[Data about app and page elements]
== == ==
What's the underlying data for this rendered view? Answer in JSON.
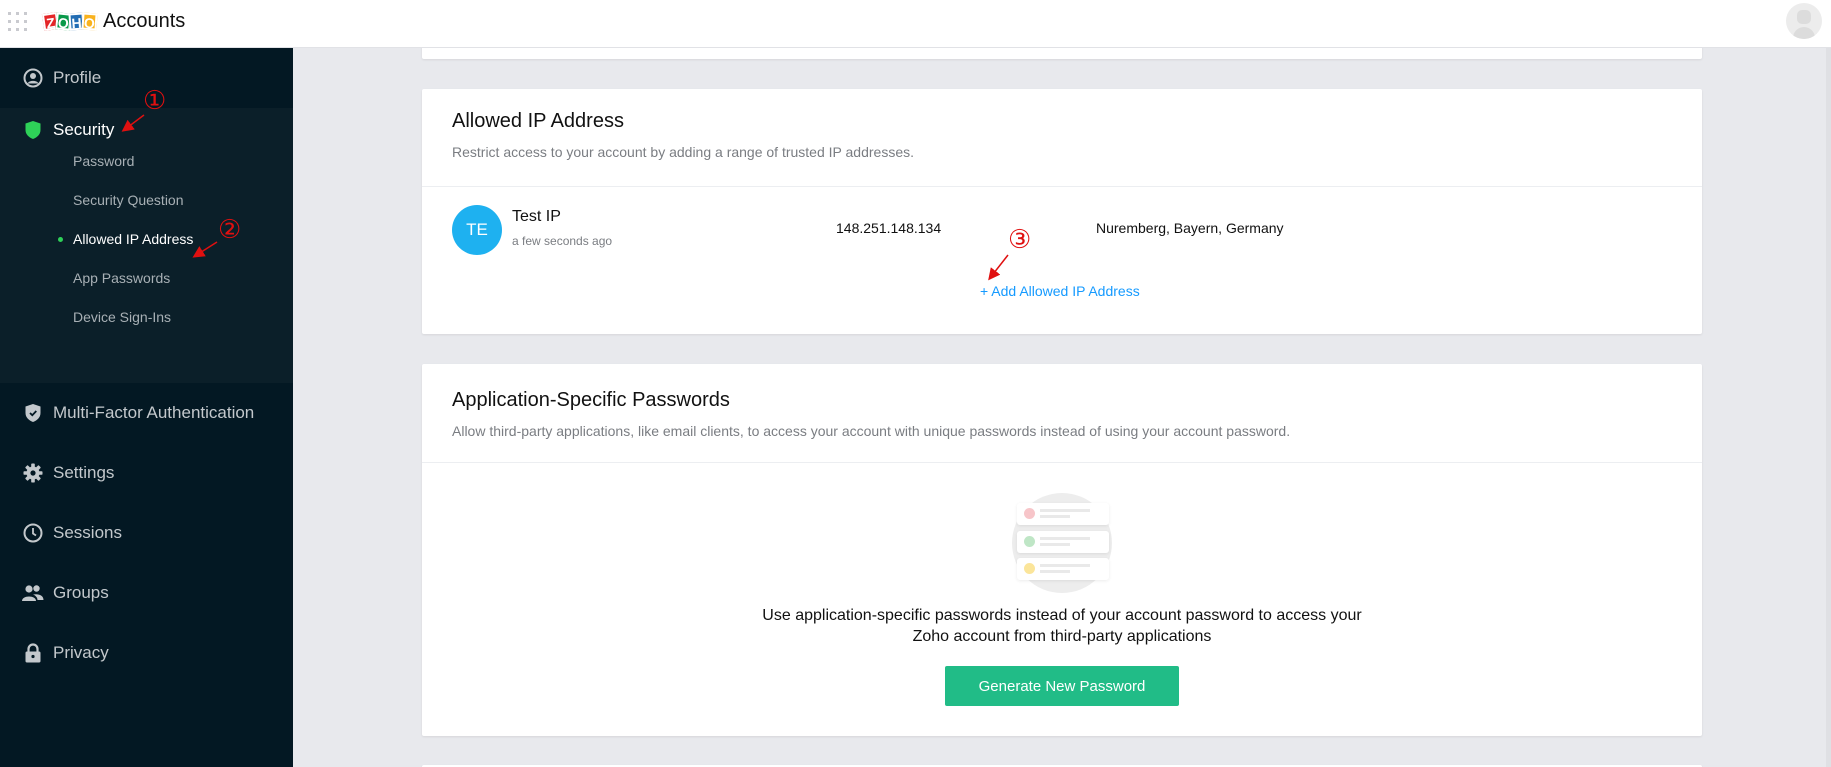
{
  "header": {
    "app_name": "Accounts",
    "logo_letters": [
      "Z",
      "O",
      "H",
      "O"
    ],
    "icons": {
      "apps": "apps-grid-icon",
      "avatar": "user-avatar-icon"
    }
  },
  "sidebar": {
    "items": [
      {
        "label": "Profile",
        "icon": "profile-icon"
      },
      {
        "label": "Security",
        "icon": "shield-icon",
        "active": true,
        "children": [
          {
            "label": "Password"
          },
          {
            "label": "Security Question"
          },
          {
            "label": "Allowed IP Address",
            "active": true
          },
          {
            "label": "App Passwords"
          },
          {
            "label": "Device Sign-Ins"
          }
        ]
      },
      {
        "label": "Multi-Factor Authentication",
        "icon": "shield-check-icon"
      },
      {
        "label": "Settings",
        "icon": "gear-icon"
      },
      {
        "label": "Sessions",
        "icon": "clock-icon"
      },
      {
        "label": "Groups",
        "icon": "groups-icon"
      },
      {
        "label": "Privacy",
        "icon": "lock-icon"
      }
    ],
    "accent": "#2ed158"
  },
  "allowed_ip": {
    "title": "Allowed IP Address",
    "description": "Restrict access to your account by adding a range of trusted IP addresses.",
    "entries": [
      {
        "initials": "TE",
        "name": "Test IP",
        "time": "a few seconds ago",
        "ip": "148.251.148.134",
        "location": "Nuremberg, Bayern, Germany"
      }
    ],
    "add_label": "+ Add Allowed IP Address"
  },
  "app_passwords": {
    "title": "Application-Specific Passwords",
    "description": "Allow third-party applications, like email clients, to access your account with unique passwords instead of using your account password.",
    "empty_line1": "Use application-specific passwords instead of your account password to access your",
    "empty_line2": "Zoho account from third-party applications",
    "button_label": "Generate New Password"
  },
  "annotations": [
    "①",
    "②",
    "③"
  ],
  "colors": {
    "sidebar_bg": "#031823",
    "security_bg": "#0b1f29",
    "link": "#159aff",
    "button": "#21bc87",
    "avatar": "#1eb1f0"
  }
}
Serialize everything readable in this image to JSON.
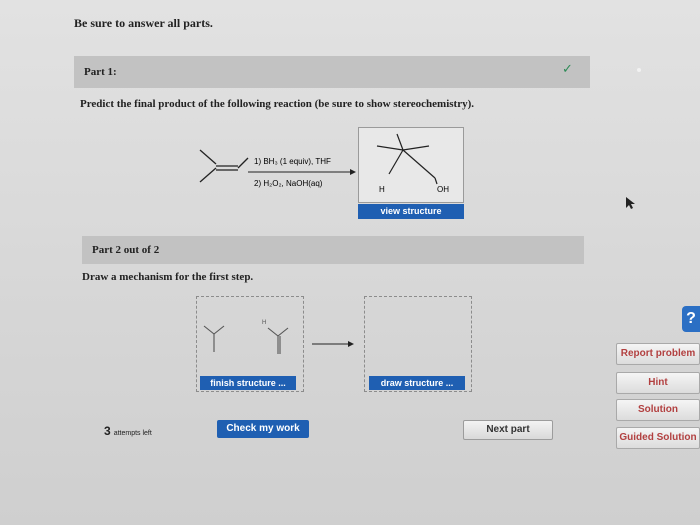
{
  "header": {
    "instructions": "Be sure to answer all parts."
  },
  "part1": {
    "label": "Part 1:",
    "status_icon": "checkmark-icon",
    "question": "Predict the final product of the following reaction (be sure to show stereochemistry).",
    "reagent1": "1) BH₃ (1 equiv), THF",
    "reagent2": "2) H₂O₂, NaOH(aq)",
    "product_label_h": "H",
    "product_label_oh": "OH",
    "view_button": "view structure"
  },
  "part2": {
    "label": "Part 2 out of 2",
    "question": "Draw a mechanism for the first step.",
    "finish_button": "finish structure ...",
    "draw_button": "draw structure ...",
    "h_label": "H"
  },
  "footer": {
    "attempts_count": "3",
    "attempts_label": "attempts left",
    "check_button": "Check my work",
    "next_button": "Next part"
  },
  "sidebar": {
    "help": "?",
    "report": "Report problem",
    "hint": "Hint",
    "solution": "Solution",
    "guided": "Guided Solution"
  },
  "colors": {
    "primary_button": "#1f5fb2",
    "side_text": "#b24040",
    "check": "#2e8b57"
  }
}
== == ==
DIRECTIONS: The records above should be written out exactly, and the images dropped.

EXERCISE OUTPUT:
What's the underlying data for this rendered view? Answer in JSON.
{
  "header": {
    "app_name": "Accounts",
    "logo_letters": [
      "Z",
      "O",
      "H",
      "O"
    ],
    "icons": {
      "apps": "apps-grid-icon",
      "avatar": "user-avatar-icon"
    }
  },
  "sidebar": {
    "items": [
      {
        "label": "Profile",
        "icon": "profile-icon"
      },
      {
        "label": "Security",
        "icon": "shield-icon",
        "active": true,
        "children": [
          {
            "label": "Password"
          },
          {
            "label": "Security Question"
          },
          {
            "label": "Allowed IP Address",
            "active": true
          },
          {
            "label": "App Passwords"
          },
          {
            "label": "Device Sign-Ins"
          }
        ]
      },
      {
        "label": "Multi-Factor Authentication",
        "icon": "shield-check-icon"
      },
      {
        "label": "Settings",
        "icon": "gear-icon"
      },
      {
        "label": "Sessions",
        "icon": "clock-icon"
      },
      {
        "label": "Groups",
        "icon": "groups-icon"
      },
      {
        "label": "Privacy",
        "icon": "lock-icon"
      }
    ],
    "accent": "#2ed158"
  },
  "allowed_ip": {
    "title": "Allowed IP Address",
    "description": "Restrict access to your account by adding a range of trusted IP addresses.",
    "entries": [
      {
        "initials": "TE",
        "name": "Test IP",
        "time": "a few seconds ago",
        "ip": "148.251.148.134",
        "location": "Nuremberg, Bayern, Germany"
      }
    ],
    "add_label": "+ Add Allowed IP Address"
  },
  "app_passwords": {
    "title": "Application-Specific Passwords",
    "description": "Allow third-party applications, like email clients, to access your account with unique passwords instead of using your account password.",
    "empty_line1": "Use application-specific passwords instead of your account password to access your",
    "empty_line2": "Zoho account from third-party applications",
    "button_label": "Generate New Password"
  },
  "annotations": [
    "①",
    "②",
    "③"
  ],
  "colors": {
    "sidebar_bg": "#031823",
    "security_bg": "#0b1f29",
    "link": "#159aff",
    "button": "#21bc87",
    "avatar": "#1eb1f0"
  }
}
Serialize everything readable in this image to JSON.
{
  "header": {
    "instructions": "Be sure to answer all parts."
  },
  "part1": {
    "label": "Part 1:",
    "status_icon": "checkmark-icon",
    "question": "Predict the final product of the following reaction (be sure to show stereochemistry).",
    "reagent1": "1) BH₃ (1 equiv), THF",
    "reagent2": "2) H₂O₂, NaOH(aq)",
    "product_label_h": "H",
    "product_label_oh": "OH",
    "view_button": "view structure"
  },
  "part2": {
    "label": "Part 2 out of 2",
    "question": "Draw a mechanism for the first step.",
    "finish_button": "finish structure ...",
    "draw_button": "draw structure ...",
    "h_label": "H"
  },
  "footer": {
    "attempts_count": "3",
    "attempts_label": "attempts left",
    "check_button": "Check my work",
    "next_button": "Next part"
  },
  "sidebar": {
    "help": "?",
    "report": "Report problem",
    "hint": "Hint",
    "solution": "Solution",
    "guided": "Guided Solution"
  },
  "colors": {
    "primary_button": "#1f5fb2",
    "side_text": "#b24040",
    "check": "#2e8b57"
  }
}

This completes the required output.